WORK ORDER = Across the entries, count the lines that include "JSON" and report only that number.

Entries from a dataset of interfaces
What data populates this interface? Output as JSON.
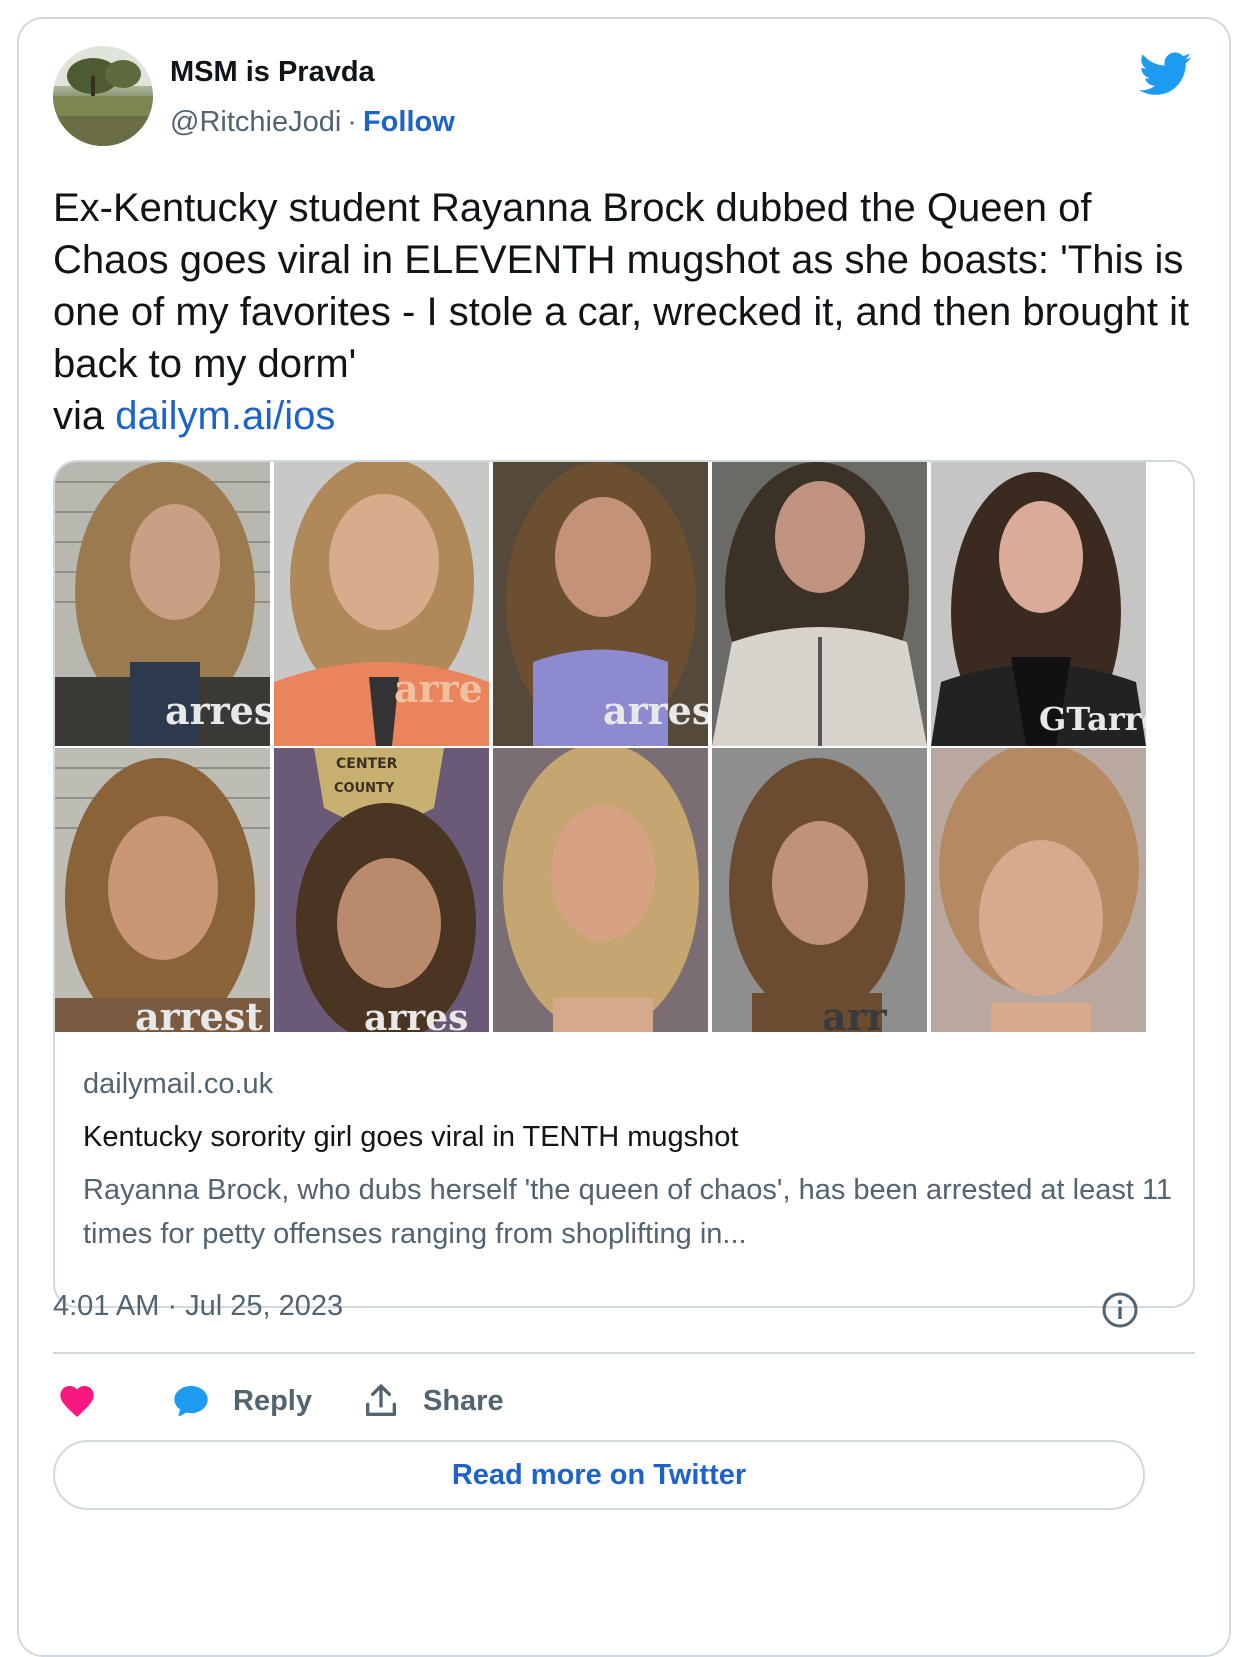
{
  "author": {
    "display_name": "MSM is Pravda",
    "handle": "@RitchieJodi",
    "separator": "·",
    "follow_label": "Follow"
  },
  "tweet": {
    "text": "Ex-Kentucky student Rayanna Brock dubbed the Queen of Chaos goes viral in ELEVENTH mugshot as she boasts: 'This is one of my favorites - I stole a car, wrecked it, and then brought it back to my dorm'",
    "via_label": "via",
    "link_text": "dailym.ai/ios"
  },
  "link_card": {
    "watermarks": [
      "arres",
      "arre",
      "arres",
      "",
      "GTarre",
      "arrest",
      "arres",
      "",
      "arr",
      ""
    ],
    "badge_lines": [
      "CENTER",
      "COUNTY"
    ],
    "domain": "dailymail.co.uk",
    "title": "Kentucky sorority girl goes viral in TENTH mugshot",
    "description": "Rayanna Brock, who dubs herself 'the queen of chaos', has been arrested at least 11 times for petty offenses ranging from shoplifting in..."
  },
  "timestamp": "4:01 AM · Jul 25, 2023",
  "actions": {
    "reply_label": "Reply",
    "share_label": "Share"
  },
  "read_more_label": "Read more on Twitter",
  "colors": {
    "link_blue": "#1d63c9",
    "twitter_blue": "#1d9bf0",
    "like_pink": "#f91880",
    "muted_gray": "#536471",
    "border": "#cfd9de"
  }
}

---

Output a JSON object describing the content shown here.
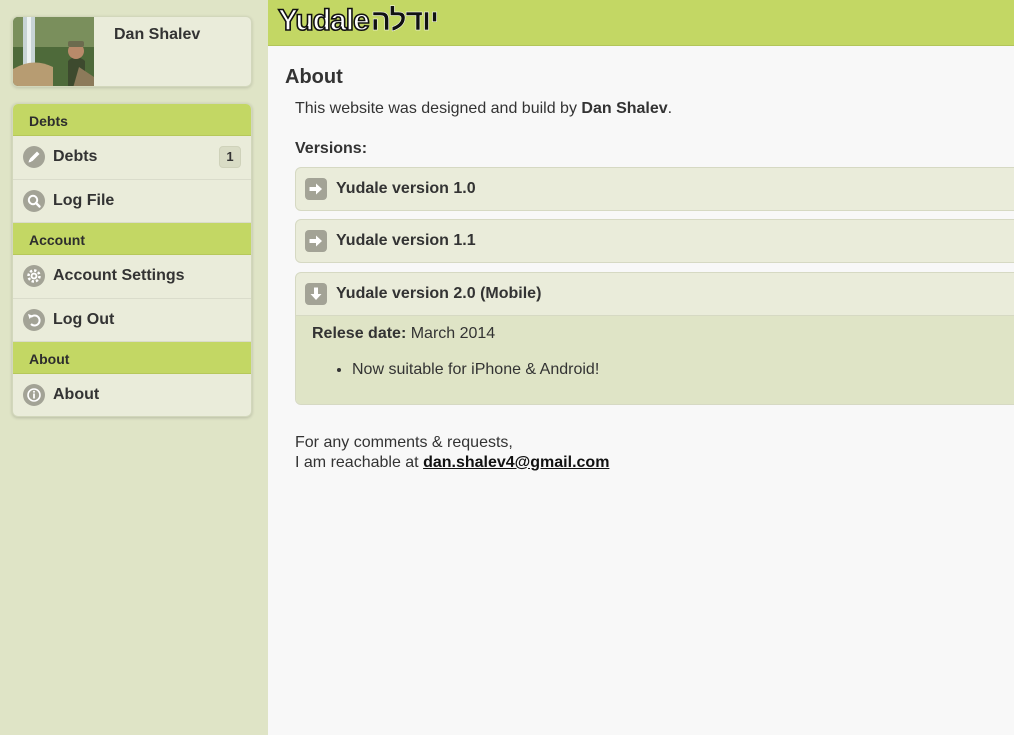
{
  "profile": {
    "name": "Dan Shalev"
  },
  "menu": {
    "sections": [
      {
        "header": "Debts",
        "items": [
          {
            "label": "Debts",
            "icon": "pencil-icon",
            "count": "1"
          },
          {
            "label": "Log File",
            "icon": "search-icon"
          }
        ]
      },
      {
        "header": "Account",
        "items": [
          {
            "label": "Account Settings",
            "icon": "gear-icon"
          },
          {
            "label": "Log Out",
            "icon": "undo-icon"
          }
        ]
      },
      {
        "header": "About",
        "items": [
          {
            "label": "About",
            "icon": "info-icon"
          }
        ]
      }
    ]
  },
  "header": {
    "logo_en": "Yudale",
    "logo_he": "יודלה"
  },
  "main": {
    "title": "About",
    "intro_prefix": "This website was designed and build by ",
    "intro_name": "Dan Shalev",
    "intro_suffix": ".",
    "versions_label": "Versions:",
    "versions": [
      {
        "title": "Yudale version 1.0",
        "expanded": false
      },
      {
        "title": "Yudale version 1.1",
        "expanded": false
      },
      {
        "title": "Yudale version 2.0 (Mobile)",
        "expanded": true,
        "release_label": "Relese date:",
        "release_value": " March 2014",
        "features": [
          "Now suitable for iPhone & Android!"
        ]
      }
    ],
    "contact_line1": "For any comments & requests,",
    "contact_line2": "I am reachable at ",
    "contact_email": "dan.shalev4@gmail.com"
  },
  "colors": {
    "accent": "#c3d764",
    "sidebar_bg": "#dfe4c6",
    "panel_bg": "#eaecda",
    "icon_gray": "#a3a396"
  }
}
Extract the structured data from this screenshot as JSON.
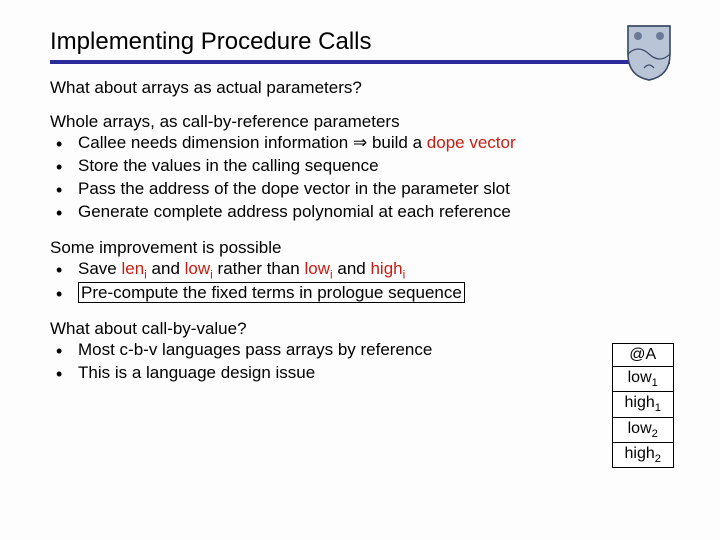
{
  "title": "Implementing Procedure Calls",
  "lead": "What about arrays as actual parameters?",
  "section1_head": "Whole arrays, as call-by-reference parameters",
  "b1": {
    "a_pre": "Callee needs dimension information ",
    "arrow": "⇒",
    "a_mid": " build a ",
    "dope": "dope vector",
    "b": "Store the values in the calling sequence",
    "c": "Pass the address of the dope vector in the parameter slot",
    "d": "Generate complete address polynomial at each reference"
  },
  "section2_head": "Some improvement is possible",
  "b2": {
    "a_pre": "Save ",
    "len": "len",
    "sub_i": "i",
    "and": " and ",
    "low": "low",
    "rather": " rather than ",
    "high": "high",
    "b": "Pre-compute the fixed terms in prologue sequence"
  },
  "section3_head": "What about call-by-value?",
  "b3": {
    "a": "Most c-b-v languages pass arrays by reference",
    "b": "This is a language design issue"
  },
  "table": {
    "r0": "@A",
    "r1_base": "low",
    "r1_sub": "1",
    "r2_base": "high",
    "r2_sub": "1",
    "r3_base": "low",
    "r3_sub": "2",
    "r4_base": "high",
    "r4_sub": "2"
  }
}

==

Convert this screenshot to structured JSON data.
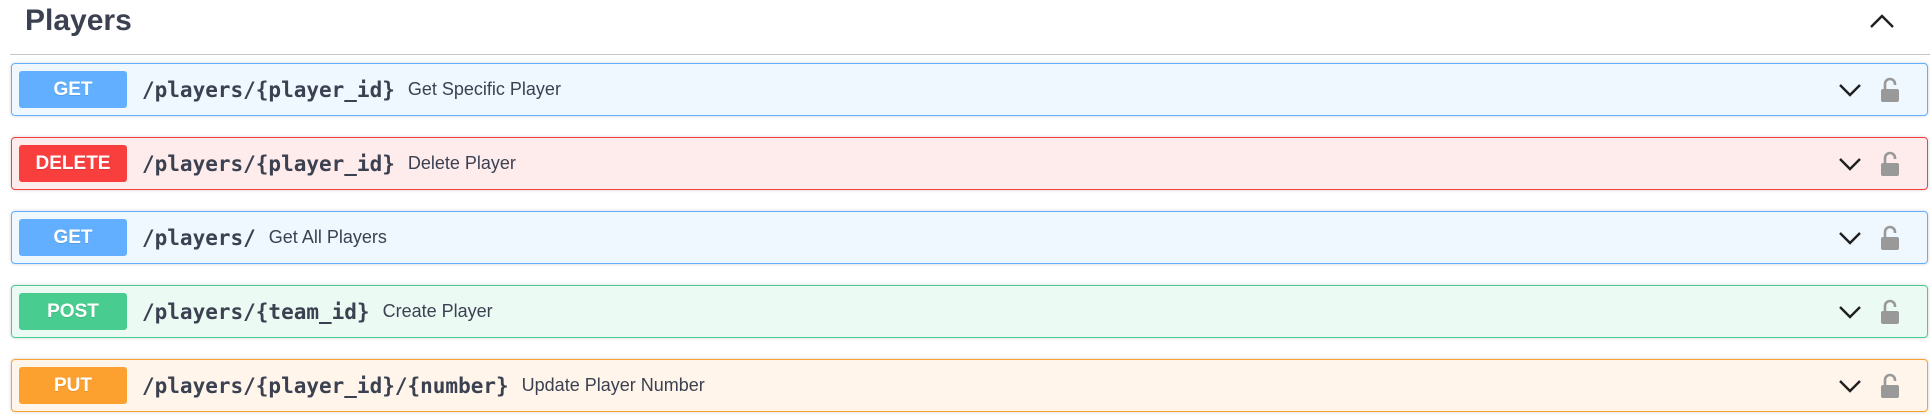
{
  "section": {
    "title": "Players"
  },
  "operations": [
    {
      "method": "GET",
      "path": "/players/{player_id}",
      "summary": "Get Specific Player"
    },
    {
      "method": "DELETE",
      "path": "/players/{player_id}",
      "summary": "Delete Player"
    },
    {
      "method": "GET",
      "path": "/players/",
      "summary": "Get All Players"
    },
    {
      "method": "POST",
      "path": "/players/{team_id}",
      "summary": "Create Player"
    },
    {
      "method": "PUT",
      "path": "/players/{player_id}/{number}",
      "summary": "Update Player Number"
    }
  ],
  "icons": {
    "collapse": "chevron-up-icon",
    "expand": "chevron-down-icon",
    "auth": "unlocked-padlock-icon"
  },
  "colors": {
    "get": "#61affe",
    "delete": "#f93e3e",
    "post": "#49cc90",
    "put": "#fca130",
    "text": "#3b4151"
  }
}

RESULT = 4